The mere accusation of blasphemy has the potential to spark riots and incite violence, leading to lynching and killings.
A tragic example of this occurred last year when a Sri Lankan factory manager accused of blasphemy was brutally tortured to death by a mob of hundreds.
Christians, who account for approximately 2% of the population in Pakistan, hold one of the lowest positions in society.
They are often unjustly accused of blasphemy, which can be used as a means to settle personal grudges. The issue of blasphemy is frequently exploited by Islamist right-wing leaders and political parties across the country.
The consequences of these accusations have been severe, with politicians being assassinated, European countries threatened with nuclear annihilation, and students lynched.
Earlier, christian woman Asia Bibi faced a prolonged blasphemy controversy in Pakistan, resulting in her death sentence being overturned and eventually being permitted to leave the country.
The case of Asia Bibi ignited widespread protests and led to prominent assassinations, shedding light on the prevalence of religious extremism in various sectors of Pakistani society.

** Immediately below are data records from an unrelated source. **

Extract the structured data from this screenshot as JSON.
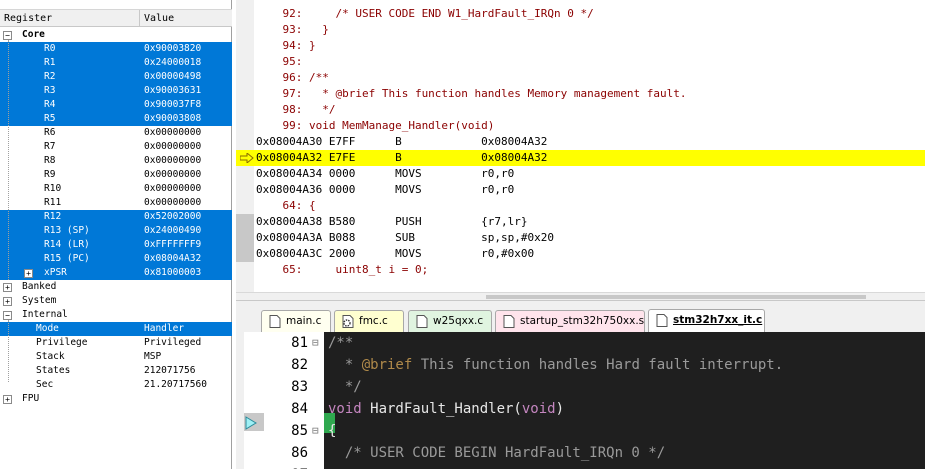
{
  "registers": {
    "header": {
      "name": "Register",
      "value": "Value"
    },
    "rows": [
      {
        "name": "Core",
        "value": "",
        "level": 0,
        "group": true,
        "expander": "−",
        "selected": false
      },
      {
        "name": "R0",
        "value": "0x90003820",
        "level": 2,
        "selected": true
      },
      {
        "name": "R1",
        "value": "0x24000018",
        "level": 2,
        "selected": true
      },
      {
        "name": "R2",
        "value": "0x00000498",
        "level": 2,
        "selected": true
      },
      {
        "name": "R3",
        "value": "0x90003631",
        "level": 2,
        "selected": true
      },
      {
        "name": "R4",
        "value": "0x900037F8",
        "level": 2,
        "selected": true
      },
      {
        "name": "R5",
        "value": "0x90003808",
        "level": 2,
        "selected": true
      },
      {
        "name": "R6",
        "value": "0x00000000",
        "level": 2,
        "selected": false
      },
      {
        "name": "R7",
        "value": "0x00000000",
        "level": 2,
        "selected": false
      },
      {
        "name": "R8",
        "value": "0x00000000",
        "level": 2,
        "selected": false
      },
      {
        "name": "R9",
        "value": "0x00000000",
        "level": 2,
        "selected": false
      },
      {
        "name": "R10",
        "value": "0x00000000",
        "level": 2,
        "selected": false
      },
      {
        "name": "R11",
        "value": "0x00000000",
        "level": 2,
        "selected": false
      },
      {
        "name": "R12",
        "value": "0x52002000",
        "level": 2,
        "selected": true
      },
      {
        "name": "R13 (SP)",
        "value": "0x24000490",
        "level": 2,
        "selected": true
      },
      {
        "name": "R14 (LR)",
        "value": "0xFFFFFFF9",
        "level": 2,
        "selected": true
      },
      {
        "name": "R15 (PC)",
        "value": "0x08004A32",
        "level": 2,
        "selected": true
      },
      {
        "name": "xPSR",
        "value": "0x81000003",
        "level": 2,
        "selected": true,
        "expander": "+"
      },
      {
        "name": "Banked",
        "value": "",
        "level": 0,
        "expander": "+",
        "selected": false
      },
      {
        "name": "System",
        "value": "",
        "level": 0,
        "expander": "+",
        "selected": false
      },
      {
        "name": "Internal",
        "value": "",
        "level": 0,
        "expander": "−",
        "selected": false
      },
      {
        "name": "Mode",
        "value": "Handler",
        "level": 1,
        "selected": true
      },
      {
        "name": "Privilege",
        "value": "Privileged",
        "level": 1,
        "selected": false
      },
      {
        "name": "Stack",
        "value": "MSP",
        "level": 1,
        "selected": false
      },
      {
        "name": "States",
        "value": "212071756",
        "level": 1,
        "selected": false
      },
      {
        "name": "Sec",
        "value": "21.20717560",
        "level": 1,
        "selected": false
      },
      {
        "name": "FPU",
        "value": "",
        "level": 0,
        "expander": "+",
        "selected": false
      }
    ]
  },
  "disassembly": {
    "lines": [
      {
        "kind": "src",
        "text": "    92:     /* USER CODE END W1_HardFault_IRQn 0 */"
      },
      {
        "kind": "src",
        "text": "    93:   }"
      },
      {
        "kind": "src",
        "text": "    94: }"
      },
      {
        "kind": "src",
        "text": "    95:"
      },
      {
        "kind": "src",
        "text": "    96: /**"
      },
      {
        "kind": "src",
        "text": "    97:   * @brief This function handles Memory management fault."
      },
      {
        "kind": "src",
        "text": "    98:   */"
      },
      {
        "kind": "src",
        "text": "    99: void MemManage_Handler(void)"
      },
      {
        "kind": "asm",
        "text": "0x08004A30 E7FF      B            0x08004A32"
      },
      {
        "kind": "asm",
        "text": "0x08004A32 E7FE      B            0x08004A32",
        "current": true
      },
      {
        "kind": "asm",
        "text": "0x08004A34 0000      MOVS         r0,r0"
      },
      {
        "kind": "asm",
        "text": "0x08004A36 0000      MOVS         r0,r0"
      },
      {
        "kind": "src",
        "text": "    64: {"
      },
      {
        "kind": "asm",
        "text": "0x08004A38 B580      PUSH         {r7,lr}"
      },
      {
        "kind": "asm",
        "text": "0x08004A3A B088      SUB          sp,sp,#0x20"
      },
      {
        "kind": "asm",
        "text": "0x08004A3C 2000      MOVS         r0,#0x00"
      },
      {
        "kind": "src",
        "text": "    65:     uint8_t i = 0;"
      }
    ]
  },
  "tabs": [
    {
      "label": "main.c",
      "active": false,
      "color": "#fffff0",
      "icon": "file-icon"
    },
    {
      "label": "fmc.c",
      "active": false,
      "color": "#ffffd0",
      "icon": "gear-file-icon"
    },
    {
      "label": "w25qxx.c",
      "active": false,
      "color": "#e0f4e0",
      "icon": "file-icon"
    },
    {
      "label": "startup_stm32h750xx.s",
      "active": false,
      "color": "#ffe4ec",
      "icon": "file-icon"
    },
    {
      "label": "stm32h7xx_it.c",
      "active": true,
      "color": "#ffffff",
      "icon": "file-icon"
    }
  ],
  "editor": {
    "lines": [
      {
        "num": "81",
        "fold": "⊟",
        "parts": [
          {
            "c": "c-comment",
            "t": "/**"
          }
        ]
      },
      {
        "num": "82",
        "parts": [
          {
            "c": "c-comment",
            "t": "  * "
          },
          {
            "c": "c-doc",
            "t": "@brief"
          },
          {
            "c": "c-comment",
            "t": " This function handles Hard fault interrupt."
          }
        ]
      },
      {
        "num": "83",
        "parts": [
          {
            "c": "c-comment",
            "t": "  */"
          }
        ]
      },
      {
        "num": "84",
        "parts": [
          {
            "c": "c-kw",
            "t": "void"
          },
          {
            "c": "c-plain",
            "t": " HardFault_Handler("
          },
          {
            "c": "c-kw",
            "t": "void"
          },
          {
            "c": "c-plain",
            "t": ")"
          }
        ]
      },
      {
        "num": "85",
        "fold": "⊟",
        "current": true,
        "parts": [
          {
            "c": "c-plain",
            "t": "{"
          }
        ]
      },
      {
        "num": "86",
        "parts": [
          {
            "c": "c-comment",
            "t": "  /* USER CODE BEGIN HardFault_IRQn 0 */"
          }
        ]
      },
      {
        "num": "87",
        "parts": [
          {
            "c": "c-plain",
            "t": ""
          }
        ]
      }
    ]
  },
  "colors": {
    "selection": "#0078d7",
    "current_line": "#ffff00",
    "source_text": "#8b0000",
    "editor_bg": "#1f1f1f"
  }
}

An appeal from Swarajya
At Swarajya, we rely on our readers' support through subscriptions to sustain our media platform. Unlike larger conglomerates, we are unable to relentlessly chase advertising money — our model is largely built on your patronage.
Your support has never been more crucial. We work tirelessly to deliver 10-15 high-quality articles daily, ensuring you receive insightful content from 7 AM to 10 PM.
If you believe India's story has to be articulated in a way it has never been done before without shrugging it off, become a patron (or) subscribe now for ₹̶2̶4̶0̶0̶ ₹1999 and get 12 print issues, unlimited digital access for 1 year, a special India that is Bharat T-shirt (Offer ends soon).
We are counting on you!